Our coronavirus coverage is free for the first 24 hours. Find the latest information at Please consider subscribing or donating.

  1. Florida Politics

Sen. Bill Nelson leads Connie Mack by 8 points in new Times/Herald/Bay News 9 poll

TALLAHASSEE — The Republican shot at unseating Democratic U.S. Sen. Bill Nelson is slipping away, according to a new Tampa Bay Times/Miami Herald/Bay News 9 poll.

Nelson leads Republican U.S. Rep. Connie Mack IV 48 percent to 40 percent, a three-point shift in the Democrat's favor since July.

That's the good news for Mack, who is losing by double digits in a slew of other recent surveys.

With the exception of an outlier poll from an Orlando firm, Gravis Marketing, Mack has been trailing by between 8 and 14 points in the past seven statewide polls. The average of those polls, as compiled by Real Clear Politics, lists the spread at 8 points, matching the Times/Herald/Bay News 9 poll.

The percentage of undecided voters, however, remains unusually high at 11 percent, with six weeks to go in the race.

Mack's decline is even sharper when voters are asked whether they have a favorable or unfavorable opinion of him. In July, 30 percent of voters surveyed said they had a favorable view of the four-term U.S. representative from Cape Coral, and his unfavorable rating was only 13 percent.
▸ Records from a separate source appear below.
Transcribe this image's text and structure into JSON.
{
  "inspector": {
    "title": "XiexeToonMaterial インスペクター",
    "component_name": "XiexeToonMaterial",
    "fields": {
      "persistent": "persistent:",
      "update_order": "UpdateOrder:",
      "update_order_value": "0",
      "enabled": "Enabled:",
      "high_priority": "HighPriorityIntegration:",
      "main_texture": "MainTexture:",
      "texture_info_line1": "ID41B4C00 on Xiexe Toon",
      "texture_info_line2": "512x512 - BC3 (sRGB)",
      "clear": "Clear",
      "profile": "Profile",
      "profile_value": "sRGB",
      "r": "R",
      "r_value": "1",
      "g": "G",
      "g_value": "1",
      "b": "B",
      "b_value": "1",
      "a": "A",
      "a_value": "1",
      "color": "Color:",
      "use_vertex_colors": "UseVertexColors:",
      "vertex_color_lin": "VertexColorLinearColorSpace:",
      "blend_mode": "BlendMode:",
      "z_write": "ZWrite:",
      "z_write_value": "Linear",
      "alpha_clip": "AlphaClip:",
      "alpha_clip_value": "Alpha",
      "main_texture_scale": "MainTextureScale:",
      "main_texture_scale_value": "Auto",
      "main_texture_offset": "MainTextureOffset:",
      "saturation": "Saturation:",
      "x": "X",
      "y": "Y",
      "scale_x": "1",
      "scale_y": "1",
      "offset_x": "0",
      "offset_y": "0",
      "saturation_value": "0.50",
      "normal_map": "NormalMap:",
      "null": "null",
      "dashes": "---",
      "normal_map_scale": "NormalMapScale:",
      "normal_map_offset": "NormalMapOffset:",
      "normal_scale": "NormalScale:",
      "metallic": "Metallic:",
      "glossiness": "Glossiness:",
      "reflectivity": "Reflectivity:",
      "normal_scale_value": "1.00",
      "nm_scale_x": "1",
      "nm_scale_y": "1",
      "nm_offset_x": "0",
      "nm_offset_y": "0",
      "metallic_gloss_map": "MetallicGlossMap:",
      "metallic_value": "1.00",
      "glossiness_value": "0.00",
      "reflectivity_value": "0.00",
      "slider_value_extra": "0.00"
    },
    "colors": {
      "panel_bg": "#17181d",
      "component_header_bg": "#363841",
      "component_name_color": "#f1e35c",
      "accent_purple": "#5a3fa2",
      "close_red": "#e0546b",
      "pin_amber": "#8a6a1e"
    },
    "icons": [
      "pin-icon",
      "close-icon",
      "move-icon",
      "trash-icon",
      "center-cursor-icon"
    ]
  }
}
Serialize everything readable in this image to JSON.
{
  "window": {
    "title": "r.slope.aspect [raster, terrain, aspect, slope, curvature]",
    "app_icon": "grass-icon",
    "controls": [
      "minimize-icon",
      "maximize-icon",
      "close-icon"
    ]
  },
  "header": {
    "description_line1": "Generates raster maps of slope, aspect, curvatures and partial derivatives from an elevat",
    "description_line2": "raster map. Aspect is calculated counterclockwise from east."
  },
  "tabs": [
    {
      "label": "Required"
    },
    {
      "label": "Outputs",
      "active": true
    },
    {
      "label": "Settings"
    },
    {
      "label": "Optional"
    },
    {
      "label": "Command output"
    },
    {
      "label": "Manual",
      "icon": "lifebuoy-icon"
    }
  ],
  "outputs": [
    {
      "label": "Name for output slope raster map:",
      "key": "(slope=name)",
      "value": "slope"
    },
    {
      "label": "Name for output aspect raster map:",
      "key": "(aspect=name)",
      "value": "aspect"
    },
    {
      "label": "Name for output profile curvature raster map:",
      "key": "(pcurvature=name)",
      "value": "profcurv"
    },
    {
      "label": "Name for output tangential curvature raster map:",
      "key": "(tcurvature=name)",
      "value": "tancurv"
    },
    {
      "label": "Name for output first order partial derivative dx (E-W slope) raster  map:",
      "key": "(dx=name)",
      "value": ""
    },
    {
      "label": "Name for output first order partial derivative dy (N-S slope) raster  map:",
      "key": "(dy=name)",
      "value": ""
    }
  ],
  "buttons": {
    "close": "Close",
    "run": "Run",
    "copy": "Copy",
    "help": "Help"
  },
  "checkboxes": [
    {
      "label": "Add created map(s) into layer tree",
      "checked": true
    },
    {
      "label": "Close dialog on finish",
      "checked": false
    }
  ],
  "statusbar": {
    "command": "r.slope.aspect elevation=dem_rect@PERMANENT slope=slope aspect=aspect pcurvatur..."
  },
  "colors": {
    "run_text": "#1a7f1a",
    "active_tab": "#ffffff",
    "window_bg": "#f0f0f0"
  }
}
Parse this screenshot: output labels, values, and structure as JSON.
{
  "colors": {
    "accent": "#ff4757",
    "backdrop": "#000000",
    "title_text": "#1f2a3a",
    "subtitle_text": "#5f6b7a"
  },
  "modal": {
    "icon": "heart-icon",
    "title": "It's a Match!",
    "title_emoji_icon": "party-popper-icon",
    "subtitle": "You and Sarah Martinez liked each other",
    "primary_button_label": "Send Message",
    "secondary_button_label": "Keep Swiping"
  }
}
Now, Mack is disliked by 33 percent of the voters surveyed, and his favorability rating has dropped to 27 percent.

The telephone survey of 800 registered Florida voters — all likely to vote in the Nov. 6 election — was conducted Sept. 17-19 for the Times, the Herald, El Nuevo Herald, Bay News 9 and Central Florida News 13. The poll, which included respondents using landlines and cellphones, was conducted by Mason-Dixon Polling and Research, a nonpartisan Jacksonville-based company. The margin of error was 3.5 percentage points.

Mack's plummet corresponds with Nelson's aggressive TV campaign, which pounds the congressman's hard-partying youth, financial woes, divorce and attendance record in Congress.

"He's trying to make Mack look worse than he is,'' said pollster Brad Coker. "So far, it's working."

Some Republicans fear that the gap may now be too wide to close, absent a surge of help from the coattails of Republican presidential candidate Mitt Romney.

"At this point, for Mack to win, Romney would probably have to pull about 53 percent of the vote," said Jim McLaughlin, a Republican pollster.

Mack has scheduled a bus tour of North and Central Florida next week, the only region where polls show that Mack is ahead. He hopes to appeal to his base and weaken Nelson's pull among conservatives in the region.

The two have agreed to one debate, on Oct. 17.

Nelson has been heavily targeted by Republicans as one of the incumbents they hope to oust in a march toward regaining a majority in the U.S. Senate.

Coker points to Nelson's low favorability ratings, which have dropped from 36 percent in the July poll to 33 percent now.

"That's probably due to the fact that people aren't really crazy about Nelson, but they're just learning about Mack,'' Coker said.

Mack avoided much of the shrapnel from his past during the primary, keeping a low profile, but that also created the opening for Nelson to profile him.

Now, third-party groups, such as the Freedom PAC, which received $1 million from casino magnate Sheldon Adelson, are coming to Mack's aid and financing a two-week pro-Mack ad that shows excerpts of his speech at the Republican National Convention in Tampa.

Another ad, which Mack ran last week, is being paid for by the National Republican Senatorial Committee. In it, Mack attempts to tie Nelson with President Barack Obama, saying they are "lockstep liberals."

The liberal line was used successfully by Mack's father, the former U.S. senator of the same name, when he ran for the Senate in 1988. The elder Mack attacked his opponent, Buddy MacKay, with the line "Hey Buddy, You're a Liberal."

Nelson, who has held elected office since 1972, has kept his distance from his party's liberal wing. He built his career appealing to moderate and conservative voters, even staying away from the Democratic National Convention, except for a brief appearance to raise money.

That may explain why, according to the Times/Herald/Bay News 9 poll, he gets 53 percent of the independent vote, compared with 34 percent for Mack.

Mack should be able to rely on votes from people such as John Wiegner, a 64-year-old retired U.S. Special Forces colonel from Valrico. Wiegner is a registered Republican and no fan of Nelson, but he is also lukewarm about Mack.

"The only thing going for him is his great-grandfather," said Wiegner, who grew up in Allentown, Pa., and rooted for the Philadelphia Athletics, who were managed by Mack's great-grandfather, Cornelius McGillicuddy Sr., who was also known as Connie Mack, from 1901 to 1950. "But he's not bringing anything else to the table. He's not giving me any reason to vote for him."

Miami Herald staff writer Marc Caputo and Times reporters Michael Van Sickler and Katie Sanders contributed to this report.